In the past, I've always struggled when buying new shoes. They never usually fit perfectly, or I resent having to spend so much money for them (I've actually had a lot of success in the past with $3 pre-owned shoes from the Goodwill store). This time, I saw what I wanted, I knew my size, and the first time I tried them on it was like a scene from a Cinderella movie. The fit was perfect.

Knowing that I am going to have a lot of hiking to do locally in preparation for my PCT adventure, I also bought a trail map of the Helena South Hills. This morning I walked up Buttercup Hill just up the street from where I live. The shoes performed really well, as expected, with no heel or toe rubbing or other discomfort. It was only a short hike, but a good initial test in the real world.

Excited that my daughter will be joining me on the PCT next May

I had mentioned to my daughter, Birdie, about a week ago that I planned to walk 100 miles of the Pacific Crest Trail (PCT) in southern Oregon next spring and she was excited for me. I had casually invited her along too, not thinking that she would be able to take the time off work or be interested in traveling 800 miles just to go walking for seven straight days. When I spoke to her on Friday evening, she was really gung-ho about the prospect of going with me! I was thrilled. It'll be a great opportunity for us to build memories together and have some father-daughter bonding time. It'll also mean I don't have to hike the trail alone which will be safer for me. And I'll have someone to talk to during that time so that I don't go crazy.

Many of the hard-core through hikers of the PCT, 90% of whom will be travelling northbound (nobos), will still be roasting their hinies in California at the end of May, so I don't expect there'll be many other people on the trail when I'm planning to be there.

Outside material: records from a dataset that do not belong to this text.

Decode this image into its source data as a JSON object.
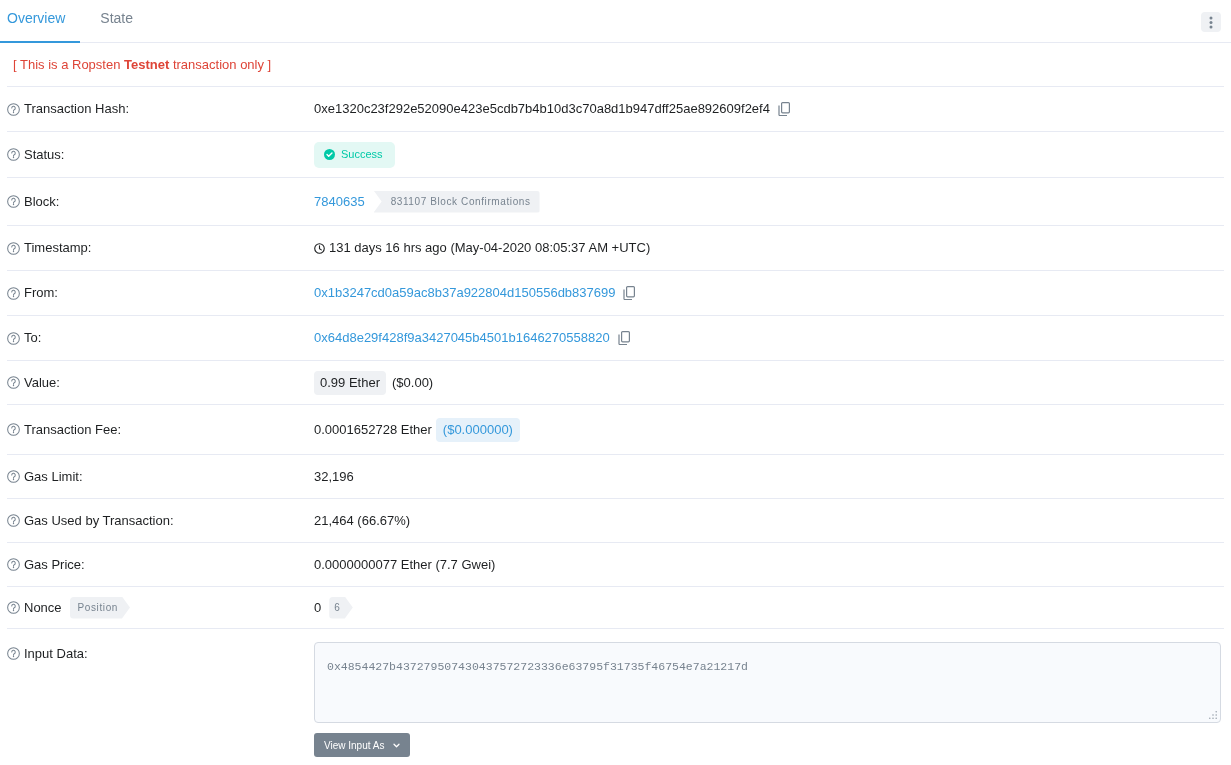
{
  "tabs": [
    {
      "label": "Overview",
      "selected": true
    },
    {
      "label": "State",
      "selected": false
    }
  ],
  "notice": "[ This is a Ropsten **Testnet** transaction only ]",
  "rows": [
    {
      "kind": "copyable",
      "label": "Transaction Hash:",
      "value": "0xe1320c23f292e52090e423e5cdb7b4b10d3c70a8d1b947dff25ae892609f2ef4",
      "link": false
    },
    {
      "kind": "status",
      "label": "Status:",
      "status": "Success"
    },
    {
      "kind": "block",
      "label": "Block:",
      "block": "7840635",
      "confirmations": "831107 Block Confirmations"
    },
    {
      "kind": "timestamp",
      "label": "Timestamp:",
      "value": "131 days 16 hrs ago (May-04-2020 08:05:37 AM +UTC)"
    },
    {
      "kind": "copyable",
      "label": "From:",
      "value": "0x1b3247cd0a59ac8b37a922804d150556db837699",
      "link": true
    },
    {
      "kind": "copyable",
      "label": "To:",
      "value": "0x64d8e29f428f9a3427045b4501b1646270558820",
      "link": true
    },
    {
      "kind": "value",
      "label": "Value:",
      "amount": "0.99 Ether",
      "usd": "($0.00)"
    },
    {
      "kind": "fee",
      "label": "Transaction Fee:",
      "amount": "0.0001652728 Ether",
      "usd": "($0.000000)"
    },
    {
      "kind": "text",
      "label": "Gas Limit:",
      "value": "32,196"
    },
    {
      "kind": "text",
      "label": "Gas Used by Transaction:",
      "value": "21,464 (66.67%)"
    },
    {
      "kind": "text",
      "label": "Gas Price:",
      "value": "0.0000000077 Ether (7.7 Gwei)"
    },
    {
      "kind": "nonce",
      "label": "Nonce",
      "label_tag": "Position",
      "value": "0",
      "tag": "6"
    },
    {
      "kind": "input",
      "label": "Input Data:",
      "value": "0x4854427b437279507430437572723336e63795f31735f46754e7a21217d",
      "button": "View Input As"
    }
  ]
}
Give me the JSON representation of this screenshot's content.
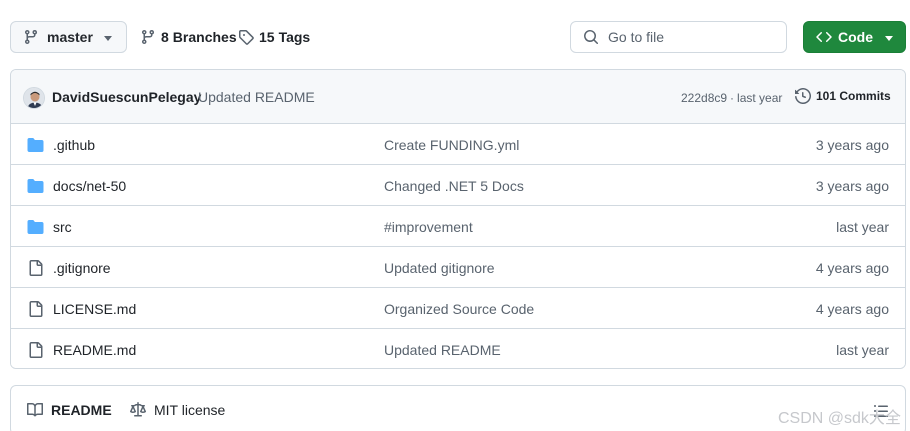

Although the nighttime temperatures by then will be in the low 40s °F (mid-single digits in °C) there will still be snow in the ground in parts of the Crater Lake National Park in late May, I think; hopefully just not on the bits that we'll be on!

The bonding thing with Birdie reminds me that it will soon be ten years ago (it was Presidents Day, so mid-February) that she and I spent a couple of frozen nights together in a rustic Forest Service cabin in the middle of nowhere. That was fun too.

Thursday, October 08, 2015

Walked 1.2 miles to Safeway and back

Normally, when I walk the 0.7 miles to work, and the same distance home again (except it's uphill then!) I can get about 6,000 steps in my day. Today, on a day off from work, I walk to my local Safeway and back (1.2 miles each way), including carrying a very heavy backpack on the way home (uphill, remember!). I managed to clock up 8,000+ steps today.

Tuesday, October 06, 2015

Appointment with exercise coach cancelled - I'm annoyed

I just got a call from the state employees' health center. My appointment with the exercise coach, scheduled for next week, has been cancelled. The only alternative now is a consultation over the phone. What kind of phoney baloney is that! I want to see a real live person so that I can ask them lots of questions and get answers that are easy for me to understand.

I wanted specific guidance on how best to use the new latex resistance exercise bands I have. If I wanted just generic advice, I can get that from YouTube and the rest of the Internet.  Well, I'm not going to let that stop me. I already have the bands, and I also have a couple of 1 gallon jugs (which used to have Arizona tea in them, sugar-free, of course), filled with water and weighing 8.6 lbs each. So, I can start working on a daily strength-building regime. As an experiment, I filled the jugs with dry sand to see how much they weighed - 12.2 lbs each. When my now self-devised weightlifting program calls for it in the future, I can add water to the dry sand and probably reach 15 or 16 lbs.

The idea would be to add an extra dimension to my exercise program. Walking and swimming are good, but I feel like I need to have some muscle building and shaping too.